That’s a foul, John. And a yellow card.

Aside from the one significant omission already identified, though, it’s difficult to say specifically why else this PC version is so poor. It seems to be afflicted by odd glitches – occasionally players suddenly become incapable of running, for example, and simply lurk in midfield, lurching around at walking pace, no good to anyone – but generally there’s just that feeling that something isn’t quite right. In the AV department, sound is mainly conspicuous by its absence, with little in the way of crowd noise, and the rest restricted to occasional phutts and peeps. The graphics, on the other hand, are a slight improvement on the ST’s plain green pitch and wireframe goals, but most likely inferior to the Mr-Smuggy-Smug-Smug Amiga version. (Well, it would be the best version, wouldn’t it? Amiga jerks, think they’re so great…)
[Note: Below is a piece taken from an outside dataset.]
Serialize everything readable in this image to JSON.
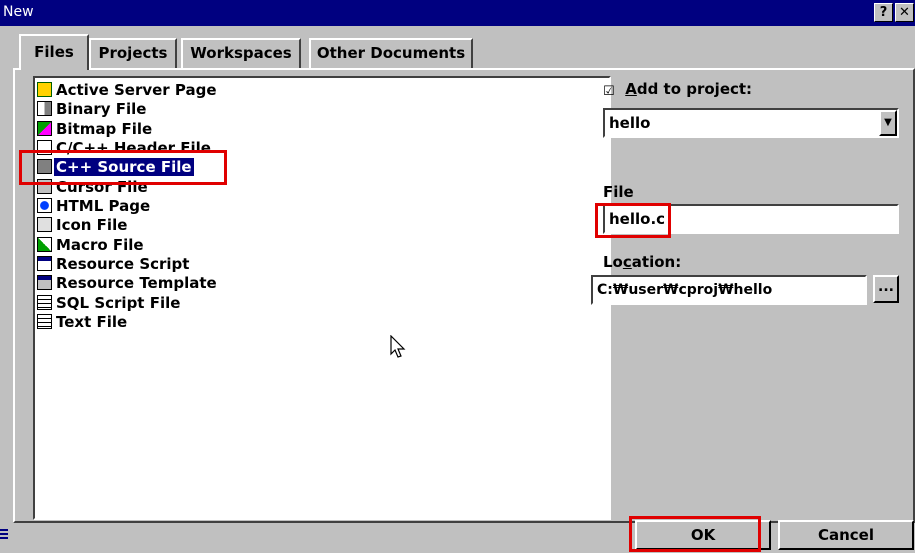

On top of all that, you then have the problems shared by all versions of the game: the pinball nature of the games; the perils of using one button to trap, pass, tackle and shoot (mainly that you don’t always do what you intended to do); the curiously automated free-kicks and unfathomable corner system; and the extremely limited league and cup options, essentially amounting to one of each, featuring a small selection of international teams boasting players with made-up names.

It’s a menu screen, John.

To return to my words at the beginning of the review: I used to love Kick Off 2. And its charms, though limited, still remain today – but sadly not in the version covered here. Were I permitted to wallow in nostalgia about the game on my once-beloved ST, I would gladly do so (and shoehorn in some more snide digs at Sensible Soccer along the way). But, we’re a PC-only site, and as things stand, the PC versions of Sensi are less rubbish than the PC version of this. Boo!

(But wait! There is another…)